(PROVIDED RECORDS Opens)
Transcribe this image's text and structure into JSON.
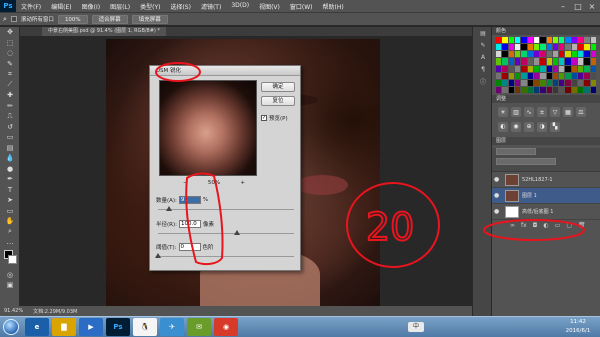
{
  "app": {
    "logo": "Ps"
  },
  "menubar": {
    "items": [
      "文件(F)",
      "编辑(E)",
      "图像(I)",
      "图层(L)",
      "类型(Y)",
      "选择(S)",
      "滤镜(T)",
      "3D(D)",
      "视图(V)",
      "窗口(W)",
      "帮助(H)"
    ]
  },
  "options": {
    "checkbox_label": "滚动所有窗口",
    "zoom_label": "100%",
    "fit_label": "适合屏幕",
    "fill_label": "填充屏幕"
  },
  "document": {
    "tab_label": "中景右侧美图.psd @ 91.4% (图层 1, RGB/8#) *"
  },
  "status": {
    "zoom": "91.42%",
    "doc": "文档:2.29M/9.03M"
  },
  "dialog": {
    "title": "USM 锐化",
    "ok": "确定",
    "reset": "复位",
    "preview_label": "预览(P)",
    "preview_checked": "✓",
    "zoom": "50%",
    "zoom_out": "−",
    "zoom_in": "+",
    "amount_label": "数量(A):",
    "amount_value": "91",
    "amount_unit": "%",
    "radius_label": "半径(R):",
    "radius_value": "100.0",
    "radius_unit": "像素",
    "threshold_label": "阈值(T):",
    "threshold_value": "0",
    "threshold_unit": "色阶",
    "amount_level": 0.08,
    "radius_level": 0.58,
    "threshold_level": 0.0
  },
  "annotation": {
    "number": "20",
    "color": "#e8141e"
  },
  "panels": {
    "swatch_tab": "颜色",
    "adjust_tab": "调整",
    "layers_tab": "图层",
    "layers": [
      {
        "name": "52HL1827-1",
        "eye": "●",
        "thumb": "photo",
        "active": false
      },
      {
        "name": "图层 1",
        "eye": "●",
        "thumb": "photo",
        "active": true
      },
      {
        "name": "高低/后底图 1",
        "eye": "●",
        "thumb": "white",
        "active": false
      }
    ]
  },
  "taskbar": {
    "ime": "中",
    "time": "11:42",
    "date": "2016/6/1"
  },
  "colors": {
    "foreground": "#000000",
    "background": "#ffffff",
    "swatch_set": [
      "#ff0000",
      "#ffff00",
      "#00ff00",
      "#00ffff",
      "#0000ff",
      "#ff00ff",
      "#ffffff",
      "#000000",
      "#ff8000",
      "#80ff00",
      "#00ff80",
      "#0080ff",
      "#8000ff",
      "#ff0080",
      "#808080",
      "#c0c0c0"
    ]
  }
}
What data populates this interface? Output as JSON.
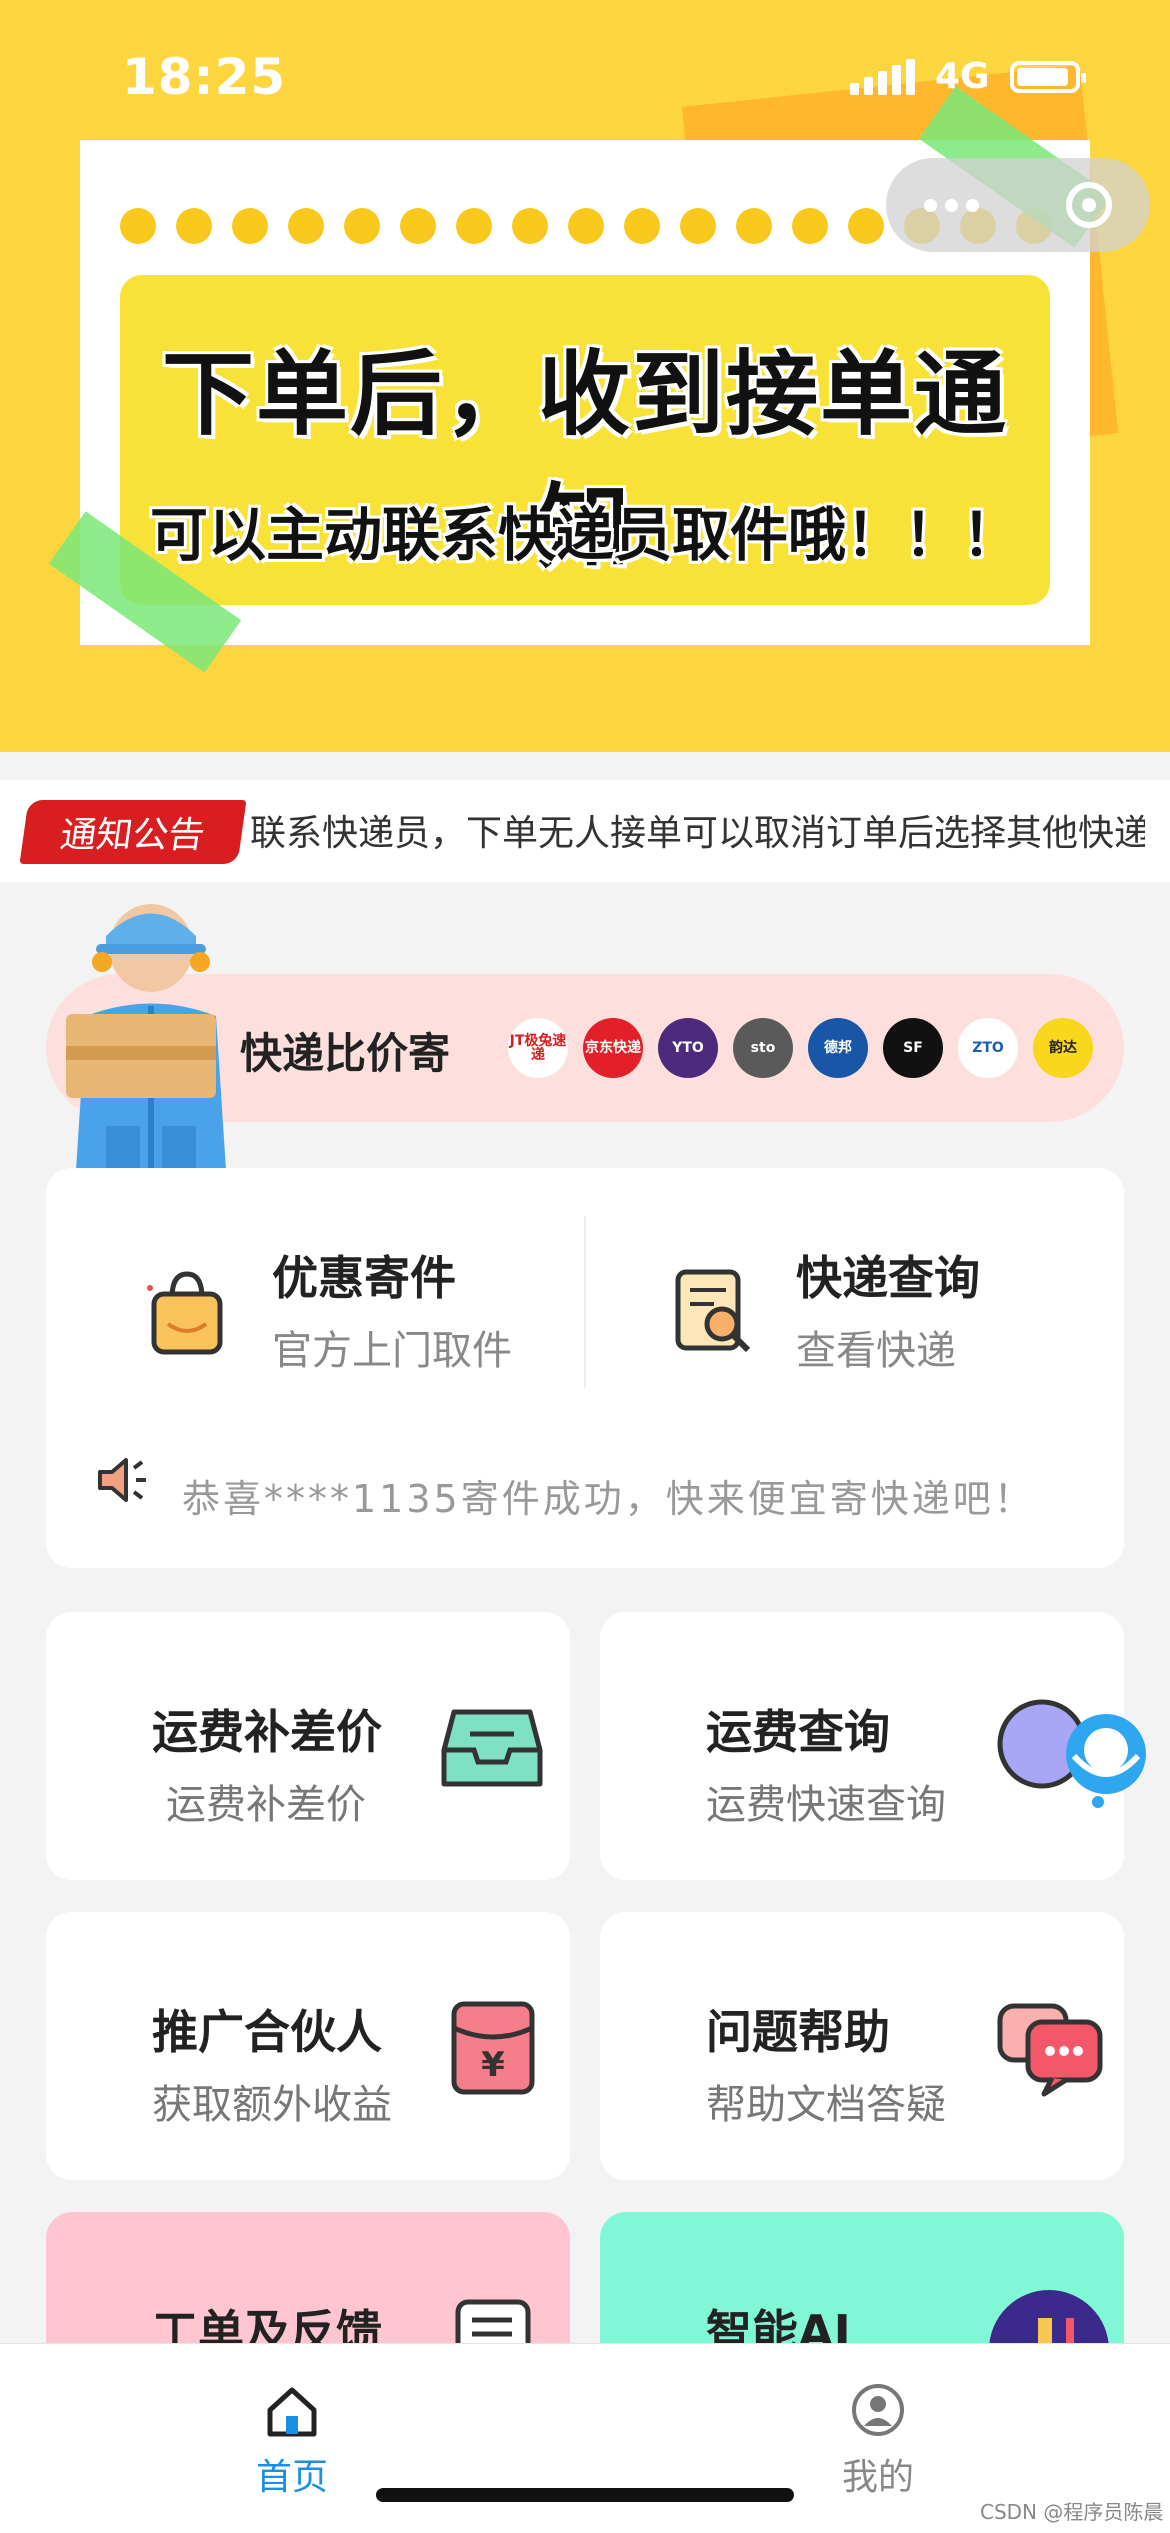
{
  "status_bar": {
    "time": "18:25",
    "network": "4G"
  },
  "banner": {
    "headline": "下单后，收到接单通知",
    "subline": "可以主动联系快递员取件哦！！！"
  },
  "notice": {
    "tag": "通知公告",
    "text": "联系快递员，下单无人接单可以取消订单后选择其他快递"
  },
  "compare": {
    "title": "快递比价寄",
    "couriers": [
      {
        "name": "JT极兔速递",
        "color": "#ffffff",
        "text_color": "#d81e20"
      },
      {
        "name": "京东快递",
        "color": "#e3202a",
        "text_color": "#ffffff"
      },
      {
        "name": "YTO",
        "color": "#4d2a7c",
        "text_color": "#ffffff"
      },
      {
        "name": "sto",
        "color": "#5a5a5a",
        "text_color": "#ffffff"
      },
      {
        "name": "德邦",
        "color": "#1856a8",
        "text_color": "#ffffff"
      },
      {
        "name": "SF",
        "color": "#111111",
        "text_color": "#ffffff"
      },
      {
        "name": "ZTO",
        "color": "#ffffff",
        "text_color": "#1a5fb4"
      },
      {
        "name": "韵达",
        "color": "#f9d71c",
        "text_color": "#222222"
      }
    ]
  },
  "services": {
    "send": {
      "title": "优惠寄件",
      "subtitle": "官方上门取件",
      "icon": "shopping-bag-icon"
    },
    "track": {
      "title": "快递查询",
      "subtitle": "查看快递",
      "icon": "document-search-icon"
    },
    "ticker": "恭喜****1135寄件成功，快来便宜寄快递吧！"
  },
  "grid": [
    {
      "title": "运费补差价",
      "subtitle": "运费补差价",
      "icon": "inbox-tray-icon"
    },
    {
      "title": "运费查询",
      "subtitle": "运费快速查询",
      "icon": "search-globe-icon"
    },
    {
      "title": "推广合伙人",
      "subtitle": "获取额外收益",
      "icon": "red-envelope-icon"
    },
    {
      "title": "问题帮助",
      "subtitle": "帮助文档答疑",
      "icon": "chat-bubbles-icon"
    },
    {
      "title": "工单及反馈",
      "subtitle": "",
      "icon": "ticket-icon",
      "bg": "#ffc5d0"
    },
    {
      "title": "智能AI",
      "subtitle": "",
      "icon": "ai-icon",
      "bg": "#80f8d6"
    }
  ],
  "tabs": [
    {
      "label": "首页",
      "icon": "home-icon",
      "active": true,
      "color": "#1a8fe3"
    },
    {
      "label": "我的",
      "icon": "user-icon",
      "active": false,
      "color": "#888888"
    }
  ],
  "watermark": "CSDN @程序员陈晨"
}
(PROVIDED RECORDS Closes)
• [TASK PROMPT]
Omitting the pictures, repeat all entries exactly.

• [TASK RESPONSE]
Transcribe this image's text and structure into JSON.
{
  "app": {
    "logo": "Ps"
  },
  "menubar": {
    "items": [
      "文件(F)",
      "编辑(E)",
      "图像(I)",
      "图层(L)",
      "类型(Y)",
      "选择(S)",
      "滤镜(T)",
      "3D(D)",
      "视图(V)",
      "窗口(W)",
      "帮助(H)"
    ]
  },
  "options": {
    "checkbox_label": "滚动所有窗口",
    "zoom_label": "100%",
    "fit_label": "适合屏幕",
    "fill_label": "填充屏幕"
  },
  "document": {
    "tab_label": "中景右侧美图.psd @ 91.4% (图层 1, RGB/8#) *"
  },
  "status": {
    "zoom": "91.42%",
    "doc": "文档:2.29M/9.03M"
  },
  "dialog": {
    "title": "USM 锐化",
    "ok": "确定",
    "reset": "复位",
    "preview_label": "预览(P)",
    "preview_checked": "✓",
    "zoom": "50%",
    "zoom_out": "−",
    "zoom_in": "+",
    "amount_label": "数量(A):",
    "amount_value": "91",
    "amount_unit": "%",
    "radius_label": "半径(R):",
    "radius_value": "100.0",
    "radius_unit": "像素",
    "threshold_label": "阈值(T):",
    "threshold_value": "0",
    "threshold_unit": "色阶",
    "amount_level": 0.08,
    "radius_level": 0.58,
    "threshold_level": 0.0
  },
  "annotation": {
    "number": "20",
    "color": "#e8141e"
  },
  "panels": {
    "swatch_tab": "颜色",
    "adjust_tab": "调整",
    "layers_tab": "图层",
    "layers": [
      {
        "name": "52HL1827-1",
        "eye": "●",
        "thumb": "photo",
        "active": false
      },
      {
        "name": "图层 1",
        "eye": "●",
        "thumb": "photo",
        "active": true
      },
      {
        "name": "高低/后底图 1",
        "eye": "●",
        "thumb": "white",
        "active": false
      }
    ]
  },
  "taskbar": {
    "ime": "中",
    "time": "11:42",
    "date": "2016/6/1"
  },
  "colors": {
    "foreground": "#000000",
    "background": "#ffffff",
    "swatch_set": [
      "#ff0000",
      "#ffff00",
      "#00ff00",
      "#00ffff",
      "#0000ff",
      "#ff00ff",
      "#ffffff",
      "#000000",
      "#ff8000",
      "#80ff00",
      "#00ff80",
      "#0080ff",
      "#8000ff",
      "#ff0080",
      "#808080",
      "#c0c0c0"
    ]
  }
}
What data populates this interface? Output as JSON.
{
  "status_bar": {
    "time": "18:25",
    "network": "4G"
  },
  "banner": {
    "headline": "下单后，收到接单通知",
    "subline": "可以主动联系快递员取件哦！！！"
  },
  "notice": {
    "tag": "通知公告",
    "text": "联系快递员，下单无人接单可以取消订单后选择其他快递"
  },
  "compare": {
    "title": "快递比价寄",
    "couriers": [
      {
        "name": "JT极兔速递",
        "color": "#ffffff",
        "text_color": "#d81e20"
      },
      {
        "name": "京东快递",
        "color": "#e3202a",
        "text_color": "#ffffff"
      },
      {
        "name": "YTO",
        "color": "#4d2a7c",
        "text_color": "#ffffff"
      },
      {
        "name": "sto",
        "color": "#5a5a5a",
        "text_color": "#ffffff"
      },
      {
        "name": "德邦",
        "color": "#1856a8",
        "text_color": "#ffffff"
      },
      {
        "name": "SF",
        "color": "#111111",
        "text_color": "#ffffff"
      },
      {
        "name": "ZTO",
        "color": "#ffffff",
        "text_color": "#1a5fb4"
      },
      {
        "name": "韵达",
        "color": "#f9d71c",
        "text_color": "#222222"
      }
    ]
  },
  "services": {
    "send": {
      "title": "优惠寄件",
      "subtitle": "官方上门取件",
      "icon": "shopping-bag-icon"
    },
    "track": {
      "title": "快递查询",
      "subtitle": "查看快递",
      "icon": "document-search-icon"
    },
    "ticker": "恭喜****1135寄件成功，快来便宜寄快递吧！"
  },
  "grid": [
    {
      "title": "运费补差价",
      "subtitle": "运费补差价",
      "icon": "inbox-tray-icon"
    },
    {
      "title": "运费查询",
      "subtitle": "运费快速查询",
      "icon": "search-globe-icon"
    },
    {
      "title": "推广合伙人",
      "subtitle": "获取额外收益",
      "icon": "red-envelope-icon"
    },
    {
      "title": "问题帮助",
      "subtitle": "帮助文档答疑",
      "icon": "chat-bubbles-icon"
    },
    {
      "title": "工单及反馈",
      "subtitle": "",
      "icon": "ticket-icon",
      "bg": "#ffc5d0"
    },
    {
      "title": "智能AI",
      "subtitle": "",
      "icon": "ai-icon",
      "bg": "#80f8d6"
    }
  ],
  "tabs": [
    {
      "label": "首页",
      "icon": "home-icon",
      "active": true,
      "color": "#1a8fe3"
    },
    {
      "label": "我的",
      "icon": "user-icon",
      "active": false,
      "color": "#888888"
    }
  ],
  "watermark": "CSDN @程序员陈晨"
}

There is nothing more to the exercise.